■ **Records for the exercise**:
□ □ □ □ □

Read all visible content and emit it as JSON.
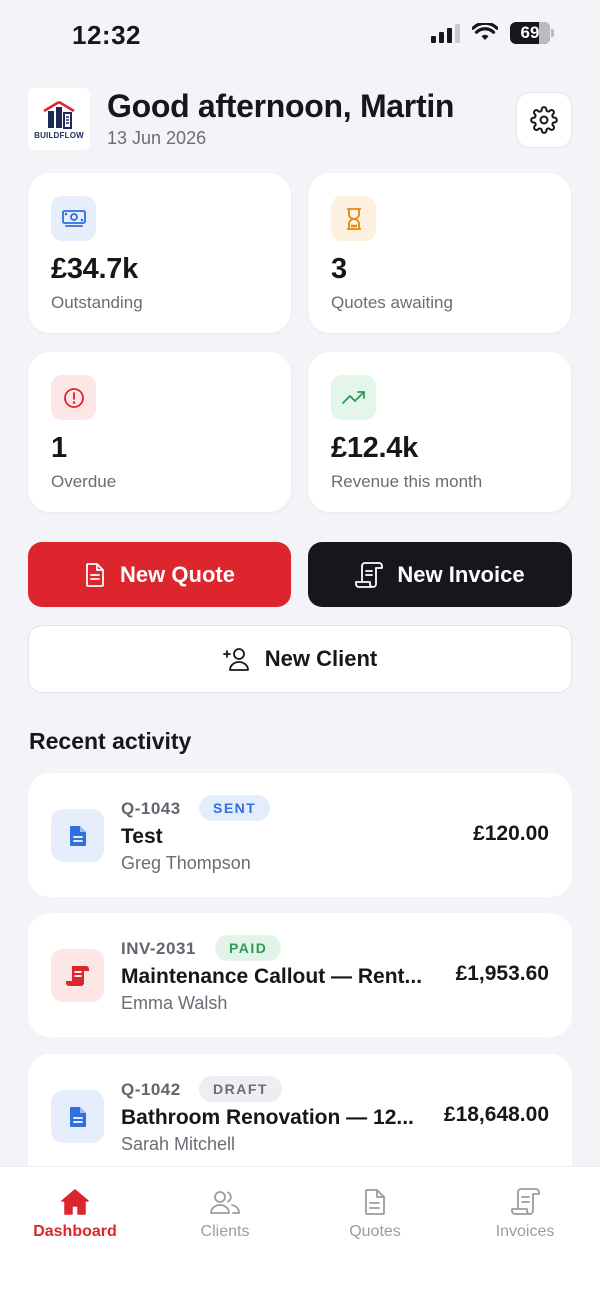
{
  "status_bar": {
    "time": "12:32",
    "battery": "69"
  },
  "header": {
    "logo_text": "BUILDFLOW",
    "greeting": "Good afternoon, Martin",
    "date": "13 Jun 2026"
  },
  "stats": [
    {
      "value": "£34.7k",
      "label": "Outstanding",
      "icon": "cash-icon",
      "color": "#2f6fe0",
      "bg": "#e6eefc"
    },
    {
      "value": "3",
      "label": "Quotes awaiting",
      "icon": "hourglass-icon",
      "color": "#e38a12",
      "bg": "#fdf0de"
    },
    {
      "value": "1",
      "label": "Overdue",
      "icon": "alert-circle-icon",
      "color": "#dc252c",
      "bg": "#fde6e6"
    },
    {
      "value": "£12.4k",
      "label": "Revenue this month",
      "icon": "trending-up-icon",
      "color": "#2e9a55",
      "bg": "#e4f5ea"
    }
  ],
  "actions": {
    "new_quote": "New Quote",
    "new_invoice": "New Invoice",
    "new_client": "New Client"
  },
  "recent_activity": {
    "title": "Recent activity",
    "items": [
      {
        "ref": "Q-1043",
        "status": "SENT",
        "title": "Test",
        "client": "Greg Thompson",
        "amount": "£120.00",
        "type": "quote"
      },
      {
        "ref": "INV-2031",
        "status": "PAID",
        "title": "Maintenance Callout — Rent...",
        "client": "Emma Walsh",
        "amount": "£1,953.60",
        "type": "invoice"
      },
      {
        "ref": "Q-1042",
        "status": "DRAFT",
        "title": "Bathroom Renovation — 12...",
        "client": "Sarah Mitchell",
        "amount": "£18,648.00",
        "type": "quote"
      }
    ]
  },
  "tabs": [
    {
      "label": "Dashboard",
      "icon": "home-icon",
      "active": true
    },
    {
      "label": "Clients",
      "icon": "users-icon",
      "active": false
    },
    {
      "label": "Quotes",
      "icon": "document-icon",
      "active": false
    },
    {
      "label": "Invoices",
      "icon": "receipt-icon",
      "active": false
    }
  ],
  "colors": {
    "accent": "#dc252c",
    "dark": "#16171b",
    "sent_badge_bg": "#e4edfc",
    "sent_badge_fg": "#2f6fe0",
    "paid_badge_bg": "#e2f4e8",
    "paid_badge_fg": "#2e9a55",
    "draft_badge_bg": "#eceef1",
    "draft_badge_fg": "#6a6d75"
  }
}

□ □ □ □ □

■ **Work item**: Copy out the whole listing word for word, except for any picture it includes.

■ **Solution below**:
Read all visible content and emit it as JSON.
{
  "status_bar": {
    "time": "12:32",
    "battery": "69"
  },
  "header": {
    "logo_text": "BUILDFLOW",
    "greeting": "Good afternoon, Martin",
    "date": "13 Jun 2026"
  },
  "stats": [
    {
      "value": "£34.7k",
      "label": "Outstanding",
      "icon": "cash-icon",
      "color": "#2f6fe0",
      "bg": "#e6eefc"
    },
    {
      "value": "3",
      "label": "Quotes awaiting",
      "icon": "hourglass-icon",
      "color": "#e38a12",
      "bg": "#fdf0de"
    },
    {
      "value": "1",
      "label": "Overdue",
      "icon": "alert-circle-icon",
      "color": "#dc252c",
      "bg": "#fde6e6"
    },
    {
      "value": "£12.4k",
      "label": "Revenue this month",
      "icon": "trending-up-icon",
      "color": "#2e9a55",
      "bg": "#e4f5ea"
    }
  ],
  "actions": {
    "new_quote": "New Quote",
    "new_invoice": "New Invoice",
    "new_client": "New Client"
  },
  "recent_activity": {
    "title": "Recent activity",
    "items": [
      {
        "ref": "Q-1043",
        "status": "SENT",
        "title": "Test",
        "client": "Greg Thompson",
        "amount": "£120.00",
        "type": "quote"
      },
      {
        "ref": "INV-2031",
        "status": "PAID",
        "title": "Maintenance Callout — Rent...",
        "client": "Emma Walsh",
        "amount": "£1,953.60",
        "type": "invoice"
      },
      {
        "ref": "Q-1042",
        "status": "DRAFT",
        "title": "Bathroom Renovation — 12...",
        "client": "Sarah Mitchell",
        "amount": "£18,648.00",
        "type": "quote"
      }
    ]
  },
  "tabs": [
    {
      "label": "Dashboard",
      "icon": "home-icon",
      "active": true
    },
    {
      "label": "Clients",
      "icon": "users-icon",
      "active": false
    },
    {
      "label": "Quotes",
      "icon": "document-icon",
      "active": false
    },
    {
      "label": "Invoices",
      "icon": "receipt-icon",
      "active": false
    }
  ],
  "colors": {
    "accent": "#dc252c",
    "dark": "#16171b",
    "sent_badge_bg": "#e4edfc",
    "sent_badge_fg": "#2f6fe0",
    "paid_badge_bg": "#e2f4e8",
    "paid_badge_fg": "#2e9a55",
    "draft_badge_bg": "#eceef1",
    "draft_badge_fg": "#6a6d75"
  }
}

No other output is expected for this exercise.